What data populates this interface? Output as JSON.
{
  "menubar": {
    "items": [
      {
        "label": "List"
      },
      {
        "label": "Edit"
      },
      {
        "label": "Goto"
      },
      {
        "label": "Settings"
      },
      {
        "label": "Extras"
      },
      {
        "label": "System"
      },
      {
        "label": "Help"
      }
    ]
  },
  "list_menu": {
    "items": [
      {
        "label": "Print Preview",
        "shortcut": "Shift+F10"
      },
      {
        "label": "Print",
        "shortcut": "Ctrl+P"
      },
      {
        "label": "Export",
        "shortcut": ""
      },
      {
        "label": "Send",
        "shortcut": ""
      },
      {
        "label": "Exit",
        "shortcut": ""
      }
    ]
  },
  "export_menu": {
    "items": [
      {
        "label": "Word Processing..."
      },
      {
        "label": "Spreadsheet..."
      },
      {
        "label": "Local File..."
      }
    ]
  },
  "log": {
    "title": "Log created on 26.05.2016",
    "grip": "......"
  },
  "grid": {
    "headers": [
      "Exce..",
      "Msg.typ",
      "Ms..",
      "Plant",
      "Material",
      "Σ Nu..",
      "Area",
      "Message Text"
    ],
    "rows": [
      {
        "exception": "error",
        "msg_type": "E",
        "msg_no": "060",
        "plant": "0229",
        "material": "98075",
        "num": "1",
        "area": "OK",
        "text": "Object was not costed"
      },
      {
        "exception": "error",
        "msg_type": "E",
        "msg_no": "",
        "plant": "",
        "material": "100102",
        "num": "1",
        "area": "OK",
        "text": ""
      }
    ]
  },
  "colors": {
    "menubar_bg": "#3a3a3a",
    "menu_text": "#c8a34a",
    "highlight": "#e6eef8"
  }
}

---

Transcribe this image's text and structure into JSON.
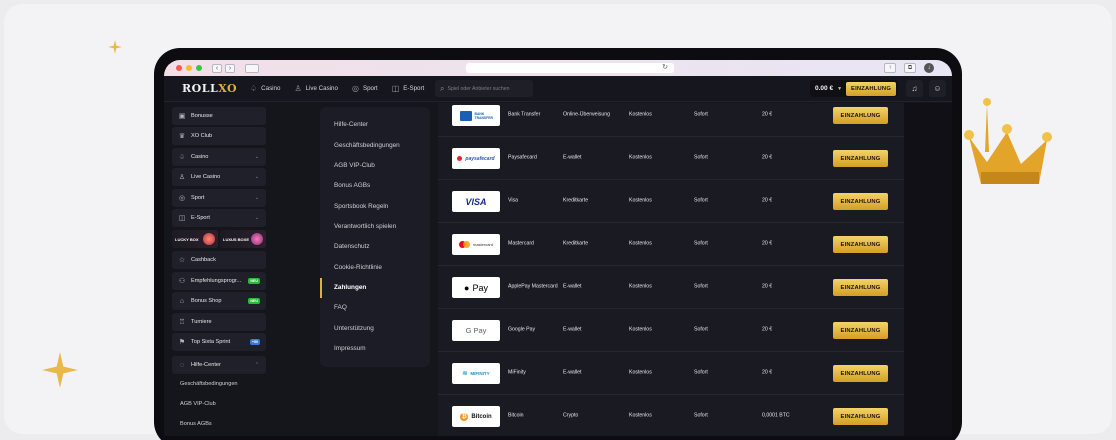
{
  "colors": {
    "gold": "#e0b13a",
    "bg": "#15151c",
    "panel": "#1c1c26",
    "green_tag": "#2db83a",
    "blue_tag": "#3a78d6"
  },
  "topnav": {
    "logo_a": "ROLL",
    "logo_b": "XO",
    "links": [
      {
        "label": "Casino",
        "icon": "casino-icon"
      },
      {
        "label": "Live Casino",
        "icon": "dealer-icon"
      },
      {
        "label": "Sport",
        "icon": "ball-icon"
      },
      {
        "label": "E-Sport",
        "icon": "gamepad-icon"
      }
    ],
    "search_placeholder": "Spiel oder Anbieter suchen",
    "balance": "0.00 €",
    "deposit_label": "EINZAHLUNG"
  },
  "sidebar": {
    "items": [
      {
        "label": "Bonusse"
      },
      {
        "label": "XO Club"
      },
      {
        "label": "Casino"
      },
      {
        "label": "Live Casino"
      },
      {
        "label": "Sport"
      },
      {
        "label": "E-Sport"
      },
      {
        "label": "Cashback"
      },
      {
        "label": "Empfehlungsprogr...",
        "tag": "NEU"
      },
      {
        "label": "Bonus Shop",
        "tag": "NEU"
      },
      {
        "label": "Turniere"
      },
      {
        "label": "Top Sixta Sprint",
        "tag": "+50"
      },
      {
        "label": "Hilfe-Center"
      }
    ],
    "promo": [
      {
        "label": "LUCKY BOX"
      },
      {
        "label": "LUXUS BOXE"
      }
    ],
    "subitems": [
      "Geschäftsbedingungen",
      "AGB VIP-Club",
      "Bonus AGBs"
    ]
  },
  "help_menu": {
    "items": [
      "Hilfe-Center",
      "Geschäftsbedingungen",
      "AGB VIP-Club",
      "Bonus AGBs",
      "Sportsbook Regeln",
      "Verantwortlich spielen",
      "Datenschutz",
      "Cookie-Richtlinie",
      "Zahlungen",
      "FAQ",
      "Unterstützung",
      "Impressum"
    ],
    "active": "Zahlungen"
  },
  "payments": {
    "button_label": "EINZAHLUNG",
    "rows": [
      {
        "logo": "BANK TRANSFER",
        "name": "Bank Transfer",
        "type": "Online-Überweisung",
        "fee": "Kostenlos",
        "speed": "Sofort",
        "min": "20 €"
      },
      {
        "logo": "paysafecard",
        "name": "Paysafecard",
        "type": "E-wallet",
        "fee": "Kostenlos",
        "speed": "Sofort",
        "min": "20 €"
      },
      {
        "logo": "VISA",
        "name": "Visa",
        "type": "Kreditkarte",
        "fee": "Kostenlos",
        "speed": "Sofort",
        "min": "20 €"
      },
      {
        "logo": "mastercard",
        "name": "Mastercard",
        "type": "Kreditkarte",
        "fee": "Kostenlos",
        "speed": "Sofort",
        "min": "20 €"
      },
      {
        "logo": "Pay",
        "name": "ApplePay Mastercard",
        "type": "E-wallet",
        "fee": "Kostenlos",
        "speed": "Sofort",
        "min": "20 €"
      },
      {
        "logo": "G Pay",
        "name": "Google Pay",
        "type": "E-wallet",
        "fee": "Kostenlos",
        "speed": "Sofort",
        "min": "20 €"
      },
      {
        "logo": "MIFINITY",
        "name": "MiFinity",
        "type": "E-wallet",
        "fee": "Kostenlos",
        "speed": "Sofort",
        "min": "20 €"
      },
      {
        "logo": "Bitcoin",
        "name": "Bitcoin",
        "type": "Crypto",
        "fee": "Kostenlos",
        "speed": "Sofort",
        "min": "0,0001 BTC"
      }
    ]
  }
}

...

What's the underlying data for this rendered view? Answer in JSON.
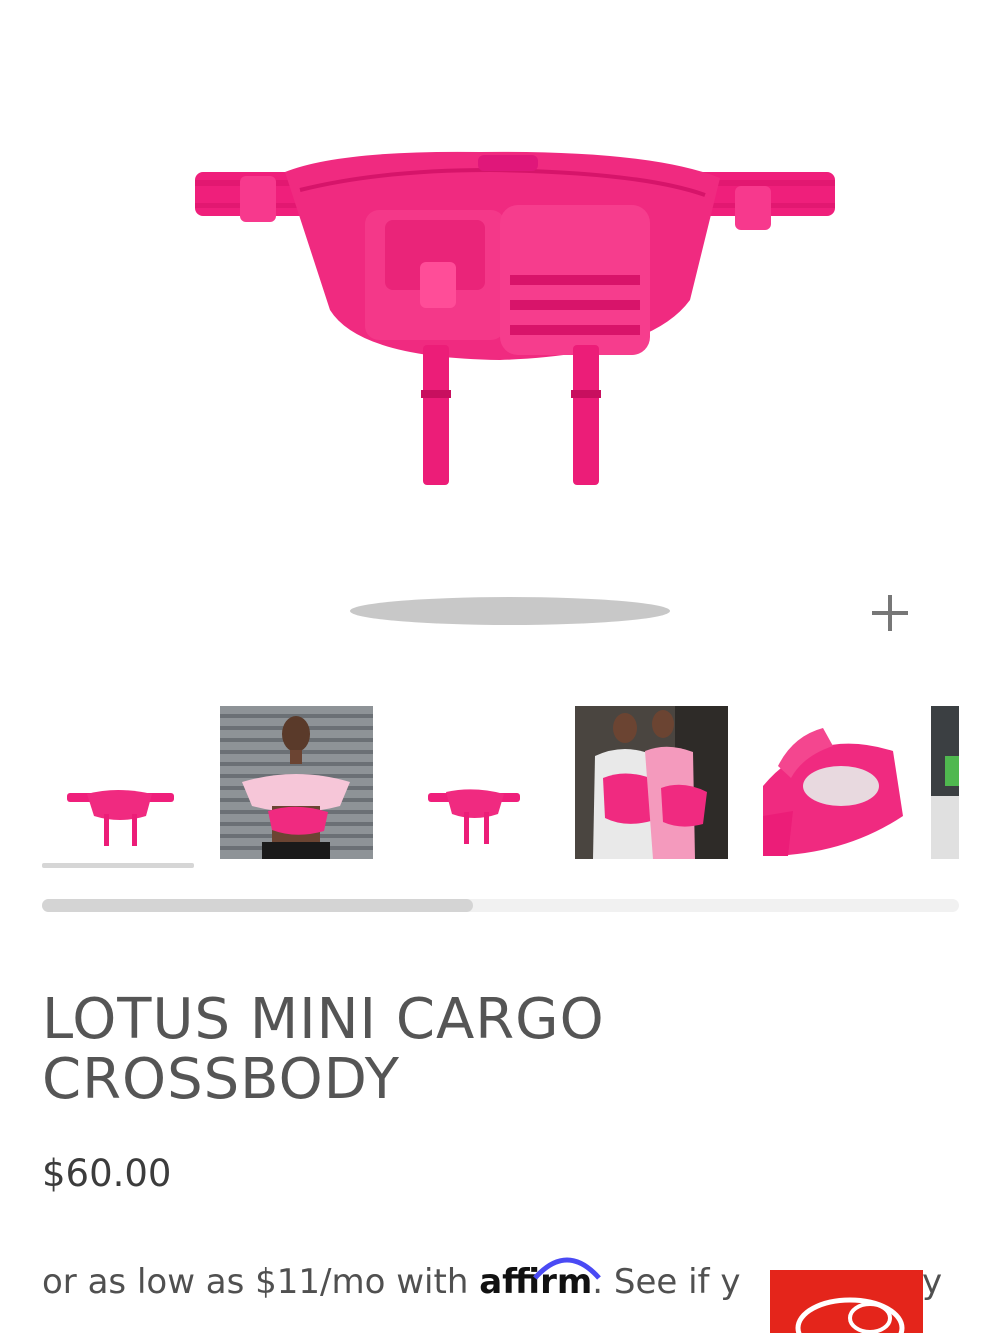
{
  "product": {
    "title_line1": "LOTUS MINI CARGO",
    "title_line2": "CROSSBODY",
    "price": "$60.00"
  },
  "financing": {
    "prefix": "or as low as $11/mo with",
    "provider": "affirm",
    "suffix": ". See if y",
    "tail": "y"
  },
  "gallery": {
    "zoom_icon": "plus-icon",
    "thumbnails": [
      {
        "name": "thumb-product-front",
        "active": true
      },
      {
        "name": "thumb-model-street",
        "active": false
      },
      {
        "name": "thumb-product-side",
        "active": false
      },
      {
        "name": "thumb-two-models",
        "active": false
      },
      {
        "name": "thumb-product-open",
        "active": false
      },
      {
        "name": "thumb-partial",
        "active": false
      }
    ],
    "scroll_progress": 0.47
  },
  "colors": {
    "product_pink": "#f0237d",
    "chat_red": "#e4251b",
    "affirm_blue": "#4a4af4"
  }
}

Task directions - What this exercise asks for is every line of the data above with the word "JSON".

Response to this exercise -
What data populates this interface? Output as JSON.
Transcribe this image's text and structure into JSON.
What's the underlying data for this rendered view? Answer in JSON.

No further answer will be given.